Dataset records:
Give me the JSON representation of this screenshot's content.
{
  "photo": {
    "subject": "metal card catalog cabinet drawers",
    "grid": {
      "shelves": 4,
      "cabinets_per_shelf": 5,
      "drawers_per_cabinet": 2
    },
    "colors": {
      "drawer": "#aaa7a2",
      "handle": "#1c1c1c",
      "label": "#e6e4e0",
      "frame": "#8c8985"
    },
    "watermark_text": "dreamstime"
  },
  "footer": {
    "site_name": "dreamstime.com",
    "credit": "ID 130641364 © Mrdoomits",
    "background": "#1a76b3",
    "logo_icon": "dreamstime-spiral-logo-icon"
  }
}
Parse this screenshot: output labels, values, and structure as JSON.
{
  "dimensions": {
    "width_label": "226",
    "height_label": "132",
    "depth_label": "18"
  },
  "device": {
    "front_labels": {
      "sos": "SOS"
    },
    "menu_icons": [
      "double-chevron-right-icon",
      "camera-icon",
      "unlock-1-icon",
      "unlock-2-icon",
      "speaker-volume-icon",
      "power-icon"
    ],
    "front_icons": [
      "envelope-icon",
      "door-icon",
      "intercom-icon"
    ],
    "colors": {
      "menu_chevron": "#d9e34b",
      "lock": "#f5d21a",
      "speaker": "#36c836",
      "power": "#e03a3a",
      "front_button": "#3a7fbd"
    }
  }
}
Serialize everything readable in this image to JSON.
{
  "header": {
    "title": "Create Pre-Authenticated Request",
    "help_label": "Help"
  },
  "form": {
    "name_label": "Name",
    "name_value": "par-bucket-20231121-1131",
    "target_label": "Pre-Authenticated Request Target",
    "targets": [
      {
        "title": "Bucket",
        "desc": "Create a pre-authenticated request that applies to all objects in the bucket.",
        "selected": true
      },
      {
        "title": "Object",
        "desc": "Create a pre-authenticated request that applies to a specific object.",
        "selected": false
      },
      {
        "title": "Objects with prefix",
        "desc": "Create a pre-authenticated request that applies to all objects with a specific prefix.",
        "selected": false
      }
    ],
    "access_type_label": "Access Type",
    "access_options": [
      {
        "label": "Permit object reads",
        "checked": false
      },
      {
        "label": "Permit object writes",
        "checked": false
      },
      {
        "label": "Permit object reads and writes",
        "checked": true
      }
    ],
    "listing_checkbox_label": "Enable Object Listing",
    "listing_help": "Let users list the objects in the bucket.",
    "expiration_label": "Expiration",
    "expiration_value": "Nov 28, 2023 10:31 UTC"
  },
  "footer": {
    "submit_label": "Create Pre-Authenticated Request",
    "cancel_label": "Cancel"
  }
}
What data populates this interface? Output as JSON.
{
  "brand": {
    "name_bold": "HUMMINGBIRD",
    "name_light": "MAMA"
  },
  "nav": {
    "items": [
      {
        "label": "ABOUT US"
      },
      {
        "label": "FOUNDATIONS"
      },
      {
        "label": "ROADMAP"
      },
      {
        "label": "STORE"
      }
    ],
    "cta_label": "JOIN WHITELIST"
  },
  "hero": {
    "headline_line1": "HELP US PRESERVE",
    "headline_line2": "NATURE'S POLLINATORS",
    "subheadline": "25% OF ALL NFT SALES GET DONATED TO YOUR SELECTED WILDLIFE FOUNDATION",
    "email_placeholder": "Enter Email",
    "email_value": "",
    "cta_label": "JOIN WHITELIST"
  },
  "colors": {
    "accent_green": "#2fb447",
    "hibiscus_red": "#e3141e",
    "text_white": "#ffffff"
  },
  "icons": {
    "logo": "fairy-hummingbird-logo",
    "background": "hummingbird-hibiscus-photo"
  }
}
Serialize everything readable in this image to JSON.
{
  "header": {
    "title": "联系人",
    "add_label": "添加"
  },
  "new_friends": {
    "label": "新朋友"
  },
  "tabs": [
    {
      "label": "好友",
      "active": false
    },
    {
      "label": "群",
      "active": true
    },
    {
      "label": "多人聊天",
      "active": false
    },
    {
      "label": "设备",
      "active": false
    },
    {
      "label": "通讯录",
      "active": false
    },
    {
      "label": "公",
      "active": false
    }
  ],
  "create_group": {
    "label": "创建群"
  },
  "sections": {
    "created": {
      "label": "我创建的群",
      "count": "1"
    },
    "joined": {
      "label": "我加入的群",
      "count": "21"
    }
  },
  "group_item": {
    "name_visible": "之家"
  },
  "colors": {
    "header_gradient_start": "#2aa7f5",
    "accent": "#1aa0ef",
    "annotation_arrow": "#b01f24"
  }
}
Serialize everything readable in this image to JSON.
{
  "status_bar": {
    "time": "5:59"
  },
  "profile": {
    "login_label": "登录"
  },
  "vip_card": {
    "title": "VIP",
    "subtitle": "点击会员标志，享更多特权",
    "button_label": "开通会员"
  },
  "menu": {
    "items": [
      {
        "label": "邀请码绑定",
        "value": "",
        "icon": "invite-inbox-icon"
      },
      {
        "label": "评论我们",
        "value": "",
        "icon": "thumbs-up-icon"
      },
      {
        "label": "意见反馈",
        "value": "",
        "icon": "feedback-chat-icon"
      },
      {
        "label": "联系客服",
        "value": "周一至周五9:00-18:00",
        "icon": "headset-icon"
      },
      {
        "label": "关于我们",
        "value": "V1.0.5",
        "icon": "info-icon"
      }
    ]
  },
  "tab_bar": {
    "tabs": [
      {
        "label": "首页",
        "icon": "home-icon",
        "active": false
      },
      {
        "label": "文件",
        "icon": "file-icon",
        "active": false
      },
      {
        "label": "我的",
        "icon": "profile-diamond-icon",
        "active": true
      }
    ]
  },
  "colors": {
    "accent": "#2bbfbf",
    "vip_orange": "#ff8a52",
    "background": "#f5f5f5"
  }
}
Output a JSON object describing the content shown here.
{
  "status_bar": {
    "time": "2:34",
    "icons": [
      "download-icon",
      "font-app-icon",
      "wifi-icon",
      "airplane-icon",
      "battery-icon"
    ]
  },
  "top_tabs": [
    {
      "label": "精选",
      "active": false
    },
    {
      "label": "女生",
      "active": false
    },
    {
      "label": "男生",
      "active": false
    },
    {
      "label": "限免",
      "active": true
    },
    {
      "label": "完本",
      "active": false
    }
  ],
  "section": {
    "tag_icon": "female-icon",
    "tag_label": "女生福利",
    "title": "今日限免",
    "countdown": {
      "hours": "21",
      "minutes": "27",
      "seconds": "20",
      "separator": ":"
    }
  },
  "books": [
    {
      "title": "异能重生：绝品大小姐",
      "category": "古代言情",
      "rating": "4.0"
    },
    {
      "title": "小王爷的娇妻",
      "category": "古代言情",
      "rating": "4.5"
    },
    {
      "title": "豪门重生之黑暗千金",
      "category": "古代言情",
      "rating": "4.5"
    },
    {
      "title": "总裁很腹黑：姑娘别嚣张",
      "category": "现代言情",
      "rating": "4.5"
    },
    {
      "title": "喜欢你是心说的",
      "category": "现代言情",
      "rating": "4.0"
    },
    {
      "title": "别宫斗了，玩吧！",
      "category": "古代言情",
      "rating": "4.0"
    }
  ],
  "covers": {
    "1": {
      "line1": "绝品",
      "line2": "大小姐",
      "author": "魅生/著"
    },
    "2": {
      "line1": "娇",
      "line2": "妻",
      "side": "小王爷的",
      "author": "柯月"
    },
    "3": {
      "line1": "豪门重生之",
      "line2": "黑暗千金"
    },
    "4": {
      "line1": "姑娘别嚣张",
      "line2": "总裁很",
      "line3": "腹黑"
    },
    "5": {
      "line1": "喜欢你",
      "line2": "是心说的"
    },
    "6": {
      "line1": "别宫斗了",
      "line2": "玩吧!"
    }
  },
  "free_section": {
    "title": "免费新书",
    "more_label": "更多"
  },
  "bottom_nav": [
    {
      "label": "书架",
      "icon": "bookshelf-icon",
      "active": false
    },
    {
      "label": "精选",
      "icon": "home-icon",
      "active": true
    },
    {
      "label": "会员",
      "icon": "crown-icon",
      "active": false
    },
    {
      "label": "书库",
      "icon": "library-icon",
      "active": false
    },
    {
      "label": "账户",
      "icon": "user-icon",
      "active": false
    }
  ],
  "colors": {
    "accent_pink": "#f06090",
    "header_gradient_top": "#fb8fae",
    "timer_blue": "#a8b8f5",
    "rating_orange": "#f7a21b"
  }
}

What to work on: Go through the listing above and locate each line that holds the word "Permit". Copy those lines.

Task output:
        "label": "Permit object reads",
        "label": "Permit object writes",
        "label": "Permit object reads and writes",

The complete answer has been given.